*** Opening Information shown ***

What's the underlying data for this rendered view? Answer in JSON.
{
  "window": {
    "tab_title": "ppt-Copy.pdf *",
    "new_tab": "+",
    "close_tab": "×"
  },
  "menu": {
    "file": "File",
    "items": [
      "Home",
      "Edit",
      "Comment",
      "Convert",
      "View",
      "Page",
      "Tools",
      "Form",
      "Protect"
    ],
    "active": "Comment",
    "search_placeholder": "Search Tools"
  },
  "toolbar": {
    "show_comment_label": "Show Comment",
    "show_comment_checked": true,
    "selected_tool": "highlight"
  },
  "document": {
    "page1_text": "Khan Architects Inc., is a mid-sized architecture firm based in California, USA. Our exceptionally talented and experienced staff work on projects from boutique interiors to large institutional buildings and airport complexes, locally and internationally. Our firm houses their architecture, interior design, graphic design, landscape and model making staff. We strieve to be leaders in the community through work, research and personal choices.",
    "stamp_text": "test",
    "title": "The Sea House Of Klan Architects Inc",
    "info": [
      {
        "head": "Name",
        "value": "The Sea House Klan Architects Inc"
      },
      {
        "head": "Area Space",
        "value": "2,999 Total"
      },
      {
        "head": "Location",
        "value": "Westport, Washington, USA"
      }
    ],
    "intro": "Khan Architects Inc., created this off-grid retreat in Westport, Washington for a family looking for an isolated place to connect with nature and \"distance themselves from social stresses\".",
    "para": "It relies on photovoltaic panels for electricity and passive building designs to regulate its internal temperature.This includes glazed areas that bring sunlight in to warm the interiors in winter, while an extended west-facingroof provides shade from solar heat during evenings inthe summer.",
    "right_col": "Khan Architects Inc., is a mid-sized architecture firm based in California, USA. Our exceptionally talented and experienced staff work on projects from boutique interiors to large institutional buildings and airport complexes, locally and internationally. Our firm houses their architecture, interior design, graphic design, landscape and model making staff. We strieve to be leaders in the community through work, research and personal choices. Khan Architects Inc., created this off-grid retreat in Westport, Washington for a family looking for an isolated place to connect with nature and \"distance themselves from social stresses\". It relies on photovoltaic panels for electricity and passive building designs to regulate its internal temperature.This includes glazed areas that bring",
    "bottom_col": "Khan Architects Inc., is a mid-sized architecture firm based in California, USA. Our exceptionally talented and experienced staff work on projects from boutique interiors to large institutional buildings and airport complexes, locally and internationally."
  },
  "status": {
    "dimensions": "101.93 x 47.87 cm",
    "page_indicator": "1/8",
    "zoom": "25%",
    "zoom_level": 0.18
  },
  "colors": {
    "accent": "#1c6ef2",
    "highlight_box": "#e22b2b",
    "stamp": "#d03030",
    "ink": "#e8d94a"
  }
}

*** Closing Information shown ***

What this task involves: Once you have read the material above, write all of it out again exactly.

Task result:
What's the underlying data for this rendered view? Answer in JSON.
{
  "window": {
    "tab_title": "ppt-Copy.pdf *",
    "new_tab": "+",
    "close_tab": "×"
  },
  "menu": {
    "file": "File",
    "items": [
      "Home",
      "Edit",
      "Comment",
      "Convert",
      "View",
      "Page",
      "Tools",
      "Form",
      "Protect"
    ],
    "active": "Comment",
    "search_placeholder": "Search Tools"
  },
  "toolbar": {
    "show_comment_label": "Show Comment",
    "show_comment_checked": true,
    "selected_tool": "highlight"
  },
  "document": {
    "page1_text": "Khan Architects Inc., is a mid-sized architecture firm based in California, USA. Our exceptionally talented and experienced staff work on projects from boutique interiors to large institutional buildings and airport complexes, locally and internationally. Our firm houses their architecture, interior design, graphic design, landscape and model making staff. We strieve to be leaders in the community through work, research and personal choices.",
    "stamp_text": "test",
    "title": "The Sea House Of Klan Architects Inc",
    "info": [
      {
        "head": "Name",
        "value": "The Sea House Klan Architects Inc"
      },
      {
        "head": "Area Space",
        "value": "2,999 Total"
      },
      {
        "head": "Location",
        "value": "Westport, Washington, USA"
      }
    ],
    "intro": "Khan Architects Inc., created this off-grid retreat in Westport, Washington for a family looking for an isolated place to connect with nature and \"distance themselves from social stresses\".",
    "para": "It relies on photovoltaic panels for electricity and passive building designs to regulate its internal temperature.This includes glazed areas that bring sunlight in to warm the interiors in winter, while an extended west-facingroof provides shade from solar heat during evenings inthe summer.",
    "right_col": "Khan Architects Inc., is a mid-sized architecture firm based in California, USA. Our exceptionally talented and experienced staff work on projects from boutique interiors to large institutional buildings and airport complexes, locally and internationally. Our firm houses their architecture, interior design, graphic design, landscape and model making staff. We strieve to be leaders in the community through work, research and personal choices. Khan Architects Inc., created this off-grid retreat in Westport, Washington for a family looking for an isolated place to connect with nature and \"distance themselves from social stresses\". It relies on photovoltaic panels for electricity and passive building designs to regulate its internal temperature.This includes glazed areas that bring",
    "bottom_col": "Khan Architects Inc., is a mid-sized architecture firm based in California, USA. Our exceptionally talented and experienced staff work on projects from boutique interiors to large institutional buildings and airport complexes, locally and internationally."
  },
  "status": {
    "dimensions": "101.93 x 47.87 cm",
    "page_indicator": "1/8",
    "zoom": "25%",
    "zoom_level": 0.18
  },
  "colors": {
    "accent": "#1c6ef2",
    "highlight_box": "#e22b2b",
    "stamp": "#d03030",
    "ink": "#e8d94a"
  }
}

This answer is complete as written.